There is the ache for the past and this happiness that I have survived it. I feel glad that Venice is being cared for, that its charm has been cultivated, but at the same time I am trying to grasp the essence of this time that has passed, so that I can understand where I come from. I want to hold it firmly, name it with the names of all those people I knew well or casually when I was just a child trying to survive each day. It was a different place and a different time. I watched the sixties explode in a riot of pot and patchouli and unrest before my child eyes. And all I wanted was to get away from it. Things weren’t right. I knew the world was changing but I didn’t know what it was changing to. And I have been shaped by that change.
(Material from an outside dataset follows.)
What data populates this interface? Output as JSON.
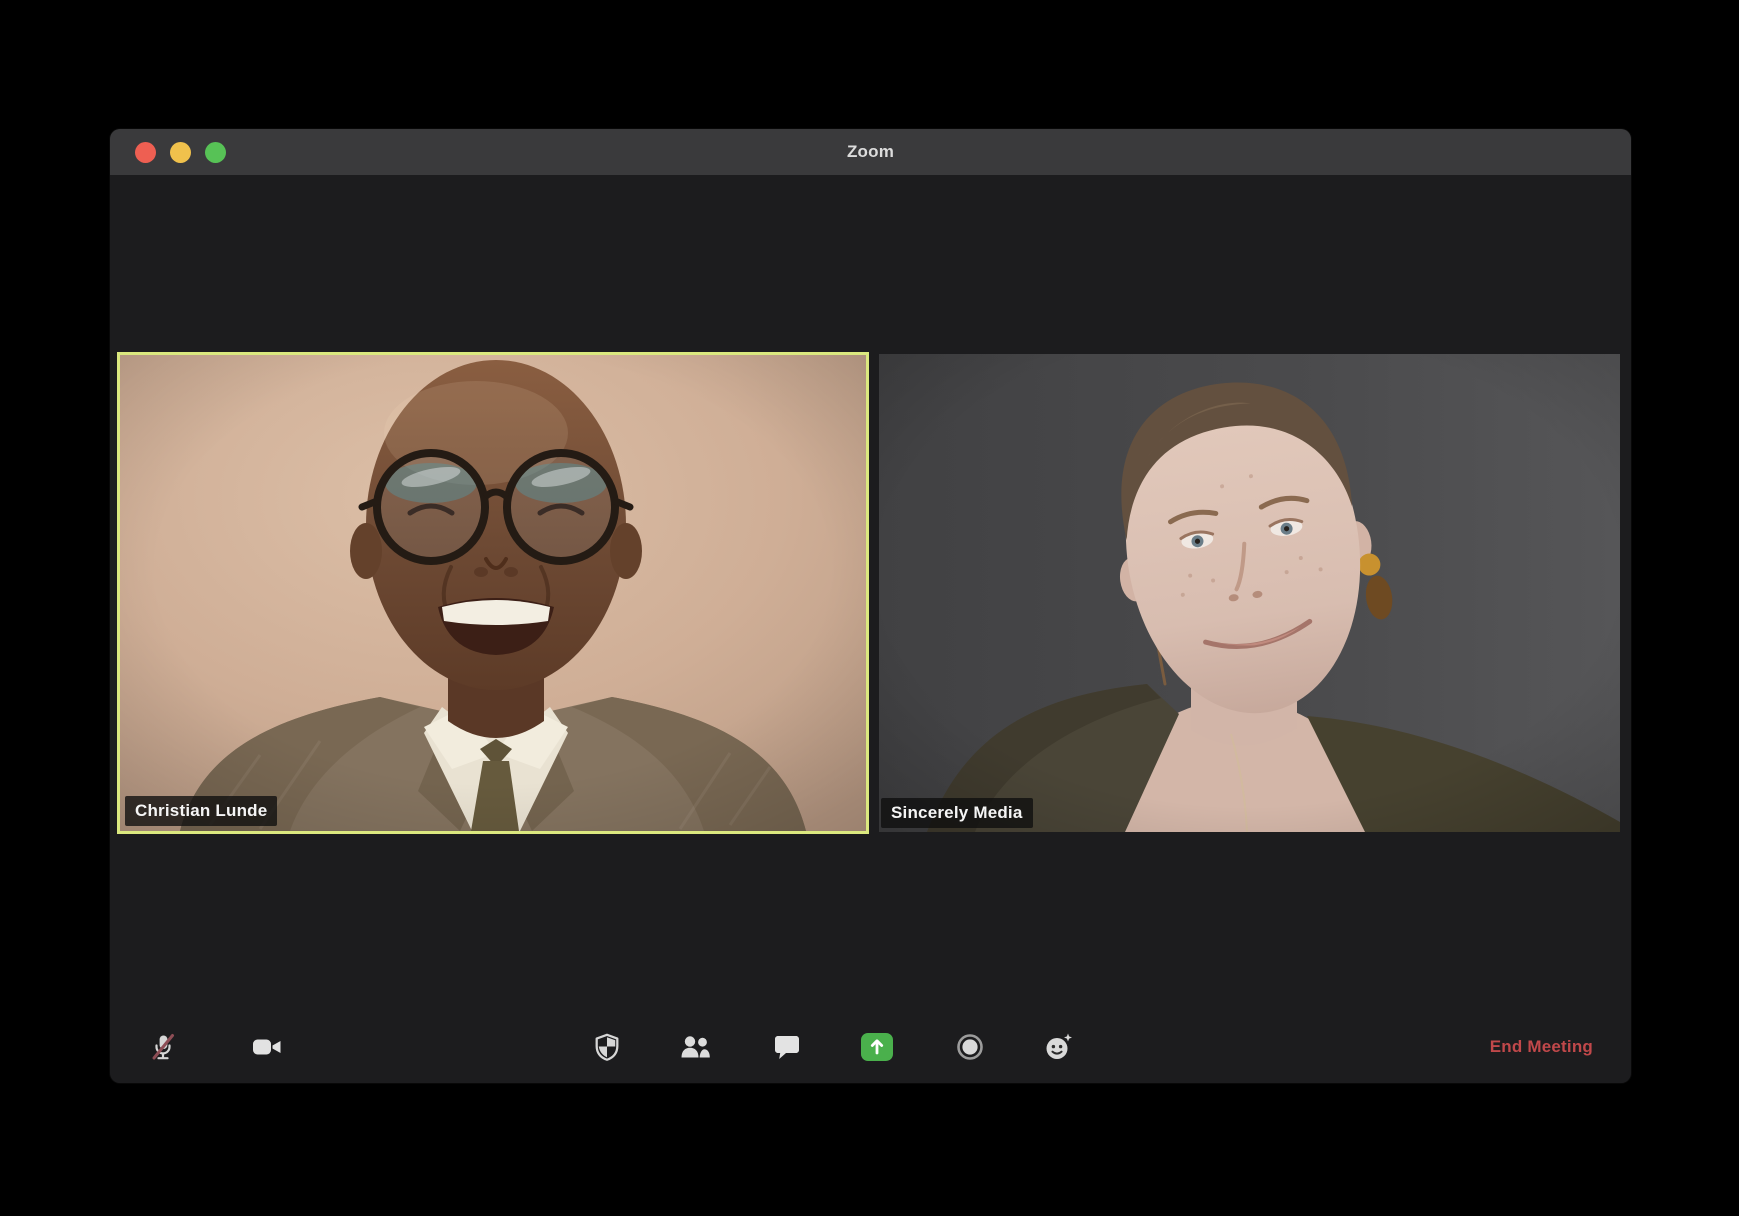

“You are the ones,” my 3rd grade teacher, Mrs. Glatt, told us. With her short red hair and dressed in purple down to her tights she stood in front of our class in all seriousness and counseled us about the direction our lives should take. “You are the ones who will be responsible for making the world better. You are the gifted ones. You must do well.” Imagine. Eight years old, and we were forced to the awareness that we must be responsible not only for ourselves, but for all of mankind.
But now I am in my forties. I have survived fire, several major earthquakes, a few cataclysmic heartbreaks, some serious car accidents, and the good intentions of my parents. I have spent my whole life searching for this promise I feel in the breath of the fog, the lap of the waves, the urgings of my teachers, and in the calmness or fear or curiosity you see in people’s eyes when you really look at them. In my brain I hold these very sharp memories while I have waited for the thing that would catapult me into the change that I was somehow supposed to instigate.
I have slowly become a writer. So perhaps the change has occurred, and much has happened in thirty years, including the election of a black President. Perhaps I have done my part. The wrongs of environmental pollution, and the necessity of civil rights, citizen rights, consumer rights, and women’s rights were so drilled into my young mind that I took for granted these things were part of everyone else’s bedrock philosophy as well. My past and yearning for the future has become the present, and now I must bring the past into the present: Teresa who despite all good efforts still inflicted more and more pain on the world that ultimately failed her, Frank with his genius IQ who could not find a way out of San Quentin, Mrs. Glatt and Mrs. Nelson, who despite their daily good intentions could not save any of us. We have either saved or not saved ourselves. There are others from that time—that Venice of the past. I will bring them out into the light and give them their due. This is what I decide as I drive around the back streets and alleys of this better Venice.
But has it gotten better? Maybe it’s just a caricature of what people from other parts of the country wanted it to be. Somewhere in the mid-seventies it became conscious of itself—self conscious—a culmination being that ridiculous ballerina clown on Main Street, for instance.
I am a native Venetian-Angeleno and I hark back to what my little city looked like—who it really was–before it grew up and began to posture itself for those who wanted it to be some kind of freaky paradise; before I lost my childhood; before I became encumbered with the impossibility of my own expectations, and the world impinged my psyche with its demands and its promises, before I too grew up and changed.
Lisa Marguerite Mora conducts creative writing workshops at the Electric Lodge. She can be contacted her at [email protected] toneditorial.com and at www.barringtoneditorial.com.